Diego Gonzalez, director of BIREME, highlighted “that the Center, with its mission of democratizing information, knowledge and scientific evidence for decision-making, in its 53 years of existence, has crossed the borders of the Americas region to work globally, always very close to the WHO, and mentioned projects like ePORTUGUESe, the work with Spain, Portugal and other countries. ” He expressed the importance of resuming collaboration on the Global Index Medicus, which took place at a meeting held in November 2016 with libraries at a global level, coordinated by Ian Roberts, where BIREME took the lead. The development of GIM, which is a confirmation of the importance of the Center’s products and services, such as the VHL, LILACS and DeCS, provides visibility to the Region’s scientific output.
Renato Murasaki (Methodologies and Information Technologies Manager at BIREME), who led the development of GIM’s technological platform, pointed out that the initiative is “more than the sum of its parts”. In other words, the Global Index Medicus is not simply the collection of data provided by representatives of each WHO region: AFRO, EMRO, SEARO, WPRO and AMRO. More than that, it is about organizing and amplifying the availability, visibility, use and impact of health information published by countries in each region, providing open access to scientific and technical health content to democratize its use, developing and improving capacities in scholarly communication, and using this information to generate indicators for analysis, evaluation, and guide research and policy making in public health.

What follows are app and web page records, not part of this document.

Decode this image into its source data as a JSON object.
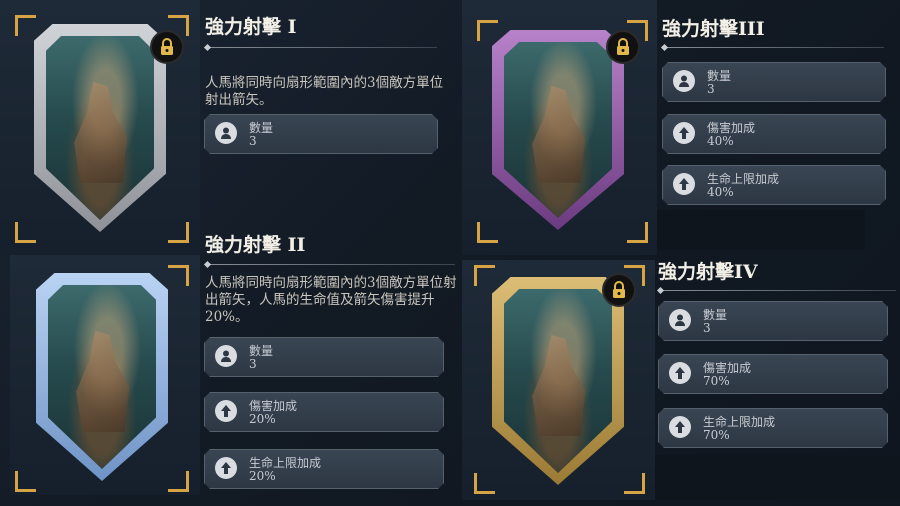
{
  "cards": [
    {
      "title": "強力射擊 I",
      "locked": true,
      "frame": "silver",
      "description": "人馬將同時向扇形範圍內的3個敵方單位射出箭矢。",
      "stats": [
        {
          "icon": "count-icon",
          "label": "數量",
          "value": "3"
        }
      ]
    },
    {
      "title": "強力射擊 II",
      "locked": false,
      "frame": "blue",
      "description": "人馬將同時向扇形範圍內的3個敵方單位射出箭矢，人馬的生命值及箭矢傷害提升20%。",
      "stats": [
        {
          "icon": "count-icon",
          "label": "數量",
          "value": "3"
        },
        {
          "icon": "damage-up-icon",
          "label": "傷害加成",
          "value": "20%"
        },
        {
          "icon": "hp-up-icon",
          "label": "生命上限加成",
          "value": "20%"
        }
      ]
    },
    {
      "title": "強力射擊III",
      "locked": true,
      "frame": "purple",
      "description": "",
      "stats": [
        {
          "icon": "count-icon",
          "label": "數量",
          "value": "3"
        },
        {
          "icon": "damage-up-icon",
          "label": "傷害加成",
          "value": "40%"
        },
        {
          "icon": "hp-up-icon",
          "label": "生命上限加成",
          "value": "40%"
        }
      ]
    },
    {
      "title": "強力射擊IV",
      "locked": true,
      "frame": "gold",
      "description": "",
      "stats": [
        {
          "icon": "count-icon",
          "label": "數量",
          "value": "3"
        },
        {
          "icon": "damage-up-icon",
          "label": "傷害加成",
          "value": "70%"
        },
        {
          "icon": "hp-up-icon",
          "label": "生命上限加成",
          "value": "70%"
        }
      ]
    }
  ],
  "colors": {
    "accent": "#d6a445",
    "silver": "#b8bcc2",
    "blue": "#8fb4e4",
    "purple": "#9a5cb0",
    "gold": "#c9a458"
  }
}
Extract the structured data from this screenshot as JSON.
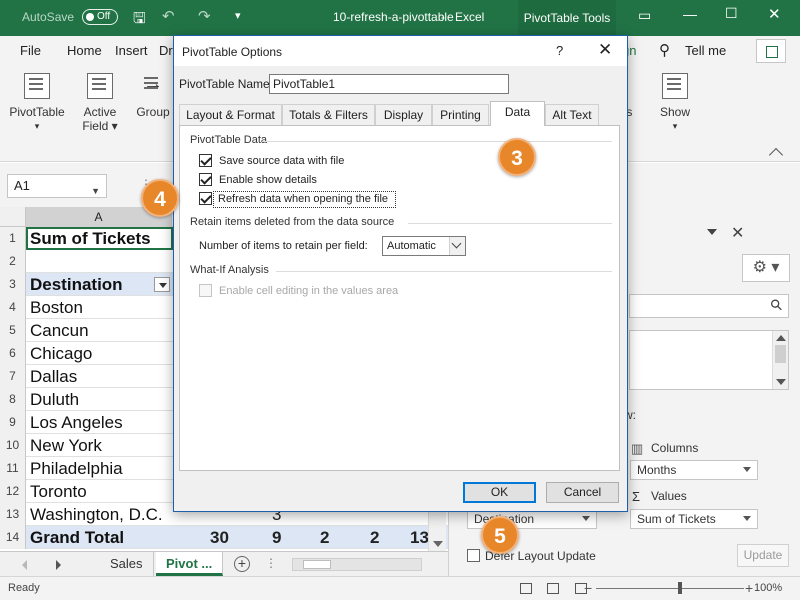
{
  "titlebar": {
    "autosave_label": "AutoSave",
    "autosave_state": "Off",
    "filename": "10-refresh-a-pivottable",
    "app": "Excel",
    "context_tab": "PivotTable Tools",
    "colors": {
      "excel_green": "#217346",
      "context_green": "#1e6b40"
    }
  },
  "ribbon_tabs": [
    "File",
    "Home",
    "Insert",
    "Dr",
    "gn",
    "Tell me"
  ],
  "ribbon_buttons": [
    {
      "label": "PivotTable",
      "icon": "pivottable-icon"
    },
    {
      "label": "Active\nField",
      "icon": "active-field-icon"
    },
    {
      "label": "Group",
      "icon": "group-icon"
    },
    {
      "label": "ls",
      "icon": ""
    },
    {
      "label": "Show",
      "icon": "show-icon"
    }
  ],
  "namebox": "A1",
  "sheet": {
    "col_header": "A",
    "rows": [
      {
        "n": "1",
        "text": "Sum of Tickets",
        "bold": true
      },
      {
        "n": "2",
        "text": ""
      },
      {
        "n": "3",
        "text": "Destination",
        "bold": true,
        "filter": true
      },
      {
        "n": "4",
        "text": "Boston"
      },
      {
        "n": "5",
        "text": "Cancun"
      },
      {
        "n": "6",
        "text": "Chicago"
      },
      {
        "n": "7",
        "text": "Dallas"
      },
      {
        "n": "8",
        "text": "Duluth"
      },
      {
        "n": "9",
        "text": "Los Angeles"
      },
      {
        "n": "10",
        "text": "New York"
      },
      {
        "n": "11",
        "text": "Philadelphia"
      },
      {
        "n": "12",
        "text": "Toronto"
      },
      {
        "n": "13",
        "text": "Washington, D.C.",
        "extra": "3"
      },
      {
        "n": "14",
        "text": "Grand Total",
        "bold": true,
        "totals": [
          "30",
          "9",
          "2",
          "2",
          "13"
        ]
      }
    ],
    "tabs": [
      "Sales",
      "Pivot ..."
    ]
  },
  "status": {
    "ready": "Ready",
    "zoom": "100%"
  },
  "field_pane": {
    "partial_label": "w:",
    "columns_label": "Columns",
    "columns_value": "Months",
    "values_label": "Values",
    "values_sigma": "Σ",
    "values_value": "Sum of Tickets",
    "rows_value": "Destination",
    "defer_label": "Defer Layout Update",
    "update_label": "Update"
  },
  "dialog": {
    "title": "PivotTable Options",
    "help": "?",
    "name_label": "PivotTable Name:",
    "name_value": "PivotTable1",
    "tabs": [
      "Layout & Format",
      "Totals & Filters",
      "Display",
      "Printing",
      "Data",
      "Alt Text"
    ],
    "active_tab": "Data",
    "section_data": "PivotTable Data",
    "chk_save": "Save source data with file",
    "chk_details": "Enable show details",
    "chk_refresh": "Refresh data when opening the file",
    "section_retain": "Retain items deleted from the data source",
    "retain_label": "Number of items to retain per field:",
    "retain_value": "Automatic",
    "section_whatif": "What-If Analysis",
    "chk_whatif": "Enable cell editing in the values area",
    "ok": "OK",
    "cancel": "Cancel",
    "checks": {
      "save": true,
      "details": true,
      "refresh": true,
      "whatif": false
    }
  },
  "callouts": [
    "3",
    "4",
    "5"
  ],
  "accent_color": "#e8862a"
}
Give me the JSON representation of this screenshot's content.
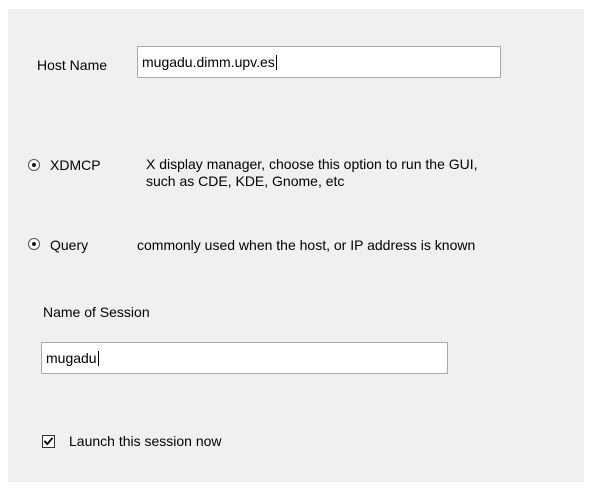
{
  "host": {
    "label": "Host Name",
    "value": "mugadu.dimm.upv.es"
  },
  "options": {
    "xdmcp": {
      "label": "XDMCP",
      "description_line1": "X display manager, choose this option to run the GUI,",
      "description_line2": "such as CDE, KDE, Gnome, etc",
      "selected": true
    },
    "query": {
      "label": "Query",
      "description": "commonly used when the host, or IP address is known",
      "selected": true
    }
  },
  "session": {
    "label": "Name of Session",
    "value": "mugadu"
  },
  "launch": {
    "label": "Launch this session now",
    "checked": true
  },
  "colors": {
    "panel_background": "#f0f0f0",
    "page_background": "#ffffff",
    "field_border": "#a9a9a9"
  }
}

Murasaki described how GIM governance is carried out – through an Advisory Committee and a Technical Committee, which establish criteria and verification frameworks, back-evaluate the information collected and prepare semiannual work plans. It should also be noted that the GIM data feed the WHO COVID-19 database, updated daily and widely accessed since the beginning of the pandemic.
It is known that the scientific production of developing countries is hardly present in renowned international indexes such as MEDLINE or the Web of Science. In this way, GIM seeks to fill this gap by making visible and accessible globally the scientific literature produced in low- and middle-income countries, which ends up encouraging decision-making and policy making in these regions.
Finally, Dr. Sebastián García, EIH Director, acknowledged all participants, highlighted the presentations made and the presence of WHO at the event and noted that “now, more than ever, we are seeing the important role of GIM, when the demand for information, evidence and the need not only for quick publication, but also to have it in a format accessible to professionals, decision makers and the general public. We need to fight the infodemia and we are all involved in trying to resolve it. To do this, we have to take into account all the work in handling the information that allows us to move forward in a more orderly manner. In addition, I urge everyone to better understand these environments and the opportunities they offer us in the search for information and scientific evidence, and to make the best use of the tools available to all”.
As Ian Roberts pointed out, on GIM’s launch, “the inspiration for the Global Index Medicus platform came from an innovative initiative that is more than 20 years old: The Virtual Health Library”. It is true that good ideas yield worthwhile consequences